• **What needs to be done**
Output the data unchanged and complete, minus the images.

• **Data extracts**
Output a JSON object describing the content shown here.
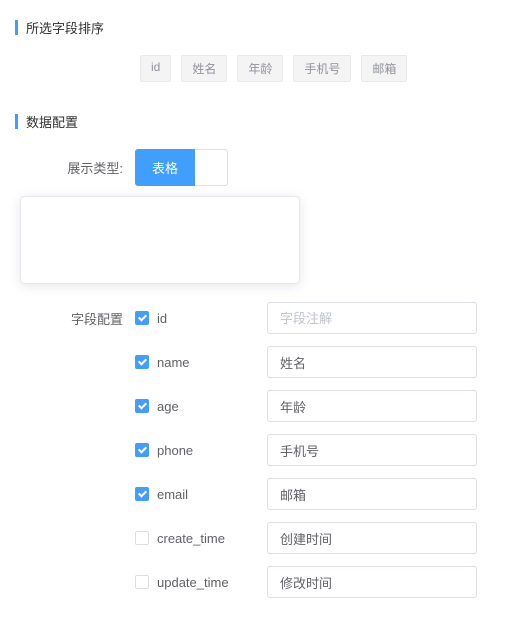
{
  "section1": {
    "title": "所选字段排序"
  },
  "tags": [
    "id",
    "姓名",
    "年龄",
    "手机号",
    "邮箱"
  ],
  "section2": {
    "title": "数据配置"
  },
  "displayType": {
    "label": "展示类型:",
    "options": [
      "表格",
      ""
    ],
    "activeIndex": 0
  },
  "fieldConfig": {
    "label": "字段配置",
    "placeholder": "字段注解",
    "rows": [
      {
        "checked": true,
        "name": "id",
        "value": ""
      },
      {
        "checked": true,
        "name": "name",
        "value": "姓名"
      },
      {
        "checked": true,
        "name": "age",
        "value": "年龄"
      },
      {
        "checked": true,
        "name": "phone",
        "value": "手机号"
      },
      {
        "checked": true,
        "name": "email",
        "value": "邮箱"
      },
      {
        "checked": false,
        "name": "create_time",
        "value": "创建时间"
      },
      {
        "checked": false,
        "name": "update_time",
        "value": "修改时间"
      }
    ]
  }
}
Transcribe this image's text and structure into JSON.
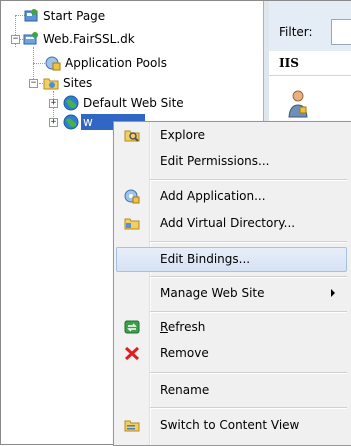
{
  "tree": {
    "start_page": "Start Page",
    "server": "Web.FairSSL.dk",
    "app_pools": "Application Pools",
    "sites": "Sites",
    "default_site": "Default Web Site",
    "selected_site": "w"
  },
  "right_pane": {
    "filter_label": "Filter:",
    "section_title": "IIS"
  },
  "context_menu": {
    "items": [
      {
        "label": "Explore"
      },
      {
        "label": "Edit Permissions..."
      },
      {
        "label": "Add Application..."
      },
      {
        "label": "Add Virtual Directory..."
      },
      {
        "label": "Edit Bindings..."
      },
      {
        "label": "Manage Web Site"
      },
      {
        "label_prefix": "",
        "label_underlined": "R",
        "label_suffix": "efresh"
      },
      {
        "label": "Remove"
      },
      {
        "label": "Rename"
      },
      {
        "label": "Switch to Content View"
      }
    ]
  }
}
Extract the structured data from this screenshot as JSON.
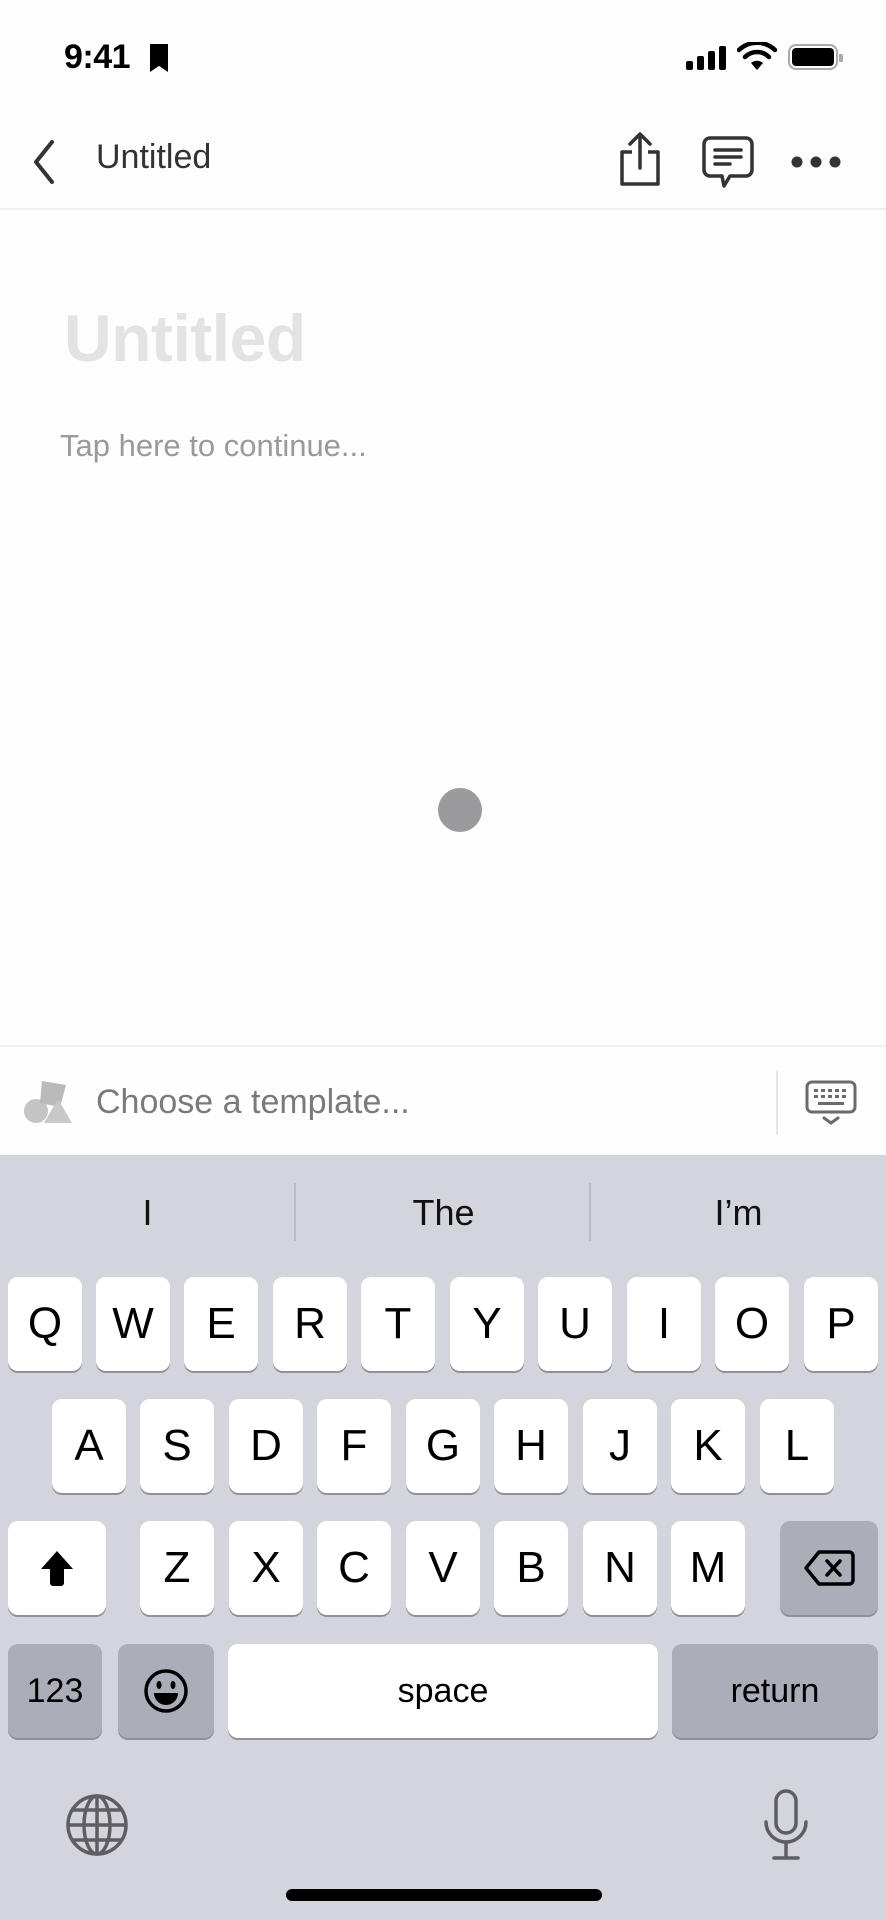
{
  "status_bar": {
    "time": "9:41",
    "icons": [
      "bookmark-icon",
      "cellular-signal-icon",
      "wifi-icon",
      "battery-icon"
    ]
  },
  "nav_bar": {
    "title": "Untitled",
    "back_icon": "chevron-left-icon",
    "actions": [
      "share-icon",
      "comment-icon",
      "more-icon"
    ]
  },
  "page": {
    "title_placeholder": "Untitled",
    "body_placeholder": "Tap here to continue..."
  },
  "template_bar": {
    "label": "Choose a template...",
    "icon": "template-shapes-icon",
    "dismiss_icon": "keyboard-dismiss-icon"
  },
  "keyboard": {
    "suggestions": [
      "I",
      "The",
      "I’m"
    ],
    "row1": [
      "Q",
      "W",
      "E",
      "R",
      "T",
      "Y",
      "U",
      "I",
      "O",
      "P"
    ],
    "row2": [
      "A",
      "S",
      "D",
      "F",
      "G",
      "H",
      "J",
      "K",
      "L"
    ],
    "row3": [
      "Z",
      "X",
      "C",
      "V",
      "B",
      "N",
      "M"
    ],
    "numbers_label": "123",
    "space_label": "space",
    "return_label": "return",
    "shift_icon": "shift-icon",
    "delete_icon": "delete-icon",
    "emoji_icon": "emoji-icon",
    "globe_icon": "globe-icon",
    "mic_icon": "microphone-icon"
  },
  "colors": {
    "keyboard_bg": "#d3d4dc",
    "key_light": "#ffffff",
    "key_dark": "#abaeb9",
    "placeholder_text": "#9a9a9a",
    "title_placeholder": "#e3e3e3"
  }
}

• **Result of this task**
Output a JSON object describing the content shown here.
{
  "section1": {
    "title": "所选字段排序"
  },
  "tags": [
    "id",
    "姓名",
    "年龄",
    "手机号",
    "邮箱"
  ],
  "section2": {
    "title": "数据配置"
  },
  "displayType": {
    "label": "展示类型:",
    "options": [
      "表格",
      ""
    ],
    "activeIndex": 0
  },
  "fieldConfig": {
    "label": "字段配置",
    "placeholder": "字段注解",
    "rows": [
      {
        "checked": true,
        "name": "id",
        "value": ""
      },
      {
        "checked": true,
        "name": "name",
        "value": "姓名"
      },
      {
        "checked": true,
        "name": "age",
        "value": "年龄"
      },
      {
        "checked": true,
        "name": "phone",
        "value": "手机号"
      },
      {
        "checked": true,
        "name": "email",
        "value": "邮箱"
      },
      {
        "checked": false,
        "name": "create_time",
        "value": "创建时间"
      },
      {
        "checked": false,
        "name": "update_time",
        "value": "修改时间"
      }
    ]
  }
}
Transcribe this image's text and structure into JSON.
{
  "tree": {
    "start_page": "Start Page",
    "server": "Web.FairSSL.dk",
    "app_pools": "Application Pools",
    "sites": "Sites",
    "default_site": "Default Web Site",
    "selected_site": "w"
  },
  "right_pane": {
    "filter_label": "Filter:",
    "section_title": "IIS"
  },
  "context_menu": {
    "items": [
      {
        "label": "Explore"
      },
      {
        "label": "Edit Permissions..."
      },
      {
        "label": "Add Application..."
      },
      {
        "label": "Add Virtual Directory..."
      },
      {
        "label": "Edit Bindings..."
      },
      {
        "label": "Manage Web Site"
      },
      {
        "label_prefix": "",
        "label_underlined": "R",
        "label_suffix": "efresh"
      },
      {
        "label": "Remove"
      },
      {
        "label": "Rename"
      },
      {
        "label": "Switch to Content View"
      }
    ]
  }
}
Extract the structured data from this screenshot as JSON.
{
  "status_bar": {
    "time": "9:41",
    "icons": [
      "bookmark-icon",
      "cellular-signal-icon",
      "wifi-icon",
      "battery-icon"
    ]
  },
  "nav_bar": {
    "title": "Untitled",
    "back_icon": "chevron-left-icon",
    "actions": [
      "share-icon",
      "comment-icon",
      "more-icon"
    ]
  },
  "page": {
    "title_placeholder": "Untitled",
    "body_placeholder": "Tap here to continue..."
  },
  "template_bar": {
    "label": "Choose a template...",
    "icon": "template-shapes-icon",
    "dismiss_icon": "keyboard-dismiss-icon"
  },
  "keyboard": {
    "suggestions": [
      "I",
      "The",
      "I’m"
    ],
    "row1": [
      "Q",
      "W",
      "E",
      "R",
      "T",
      "Y",
      "U",
      "I",
      "O",
      "P"
    ],
    "row2": [
      "A",
      "S",
      "D",
      "F",
      "G",
      "H",
      "J",
      "K",
      "L"
    ],
    "row3": [
      "Z",
      "X",
      "C",
      "V",
      "B",
      "N",
      "M"
    ],
    "numbers_label": "123",
    "space_label": "space",
    "return_label": "return",
    "shift_icon": "shift-icon",
    "delete_icon": "delete-icon",
    "emoji_icon": "emoji-icon",
    "globe_icon": "globe-icon",
    "mic_icon": "microphone-icon"
  },
  "colors": {
    "keyboard_bg": "#d3d4dc",
    "key_light": "#ffffff",
    "key_dark": "#abaeb9",
    "placeholder_text": "#9a9a9a",
    "title_placeholder": "#e3e3e3"
  }
}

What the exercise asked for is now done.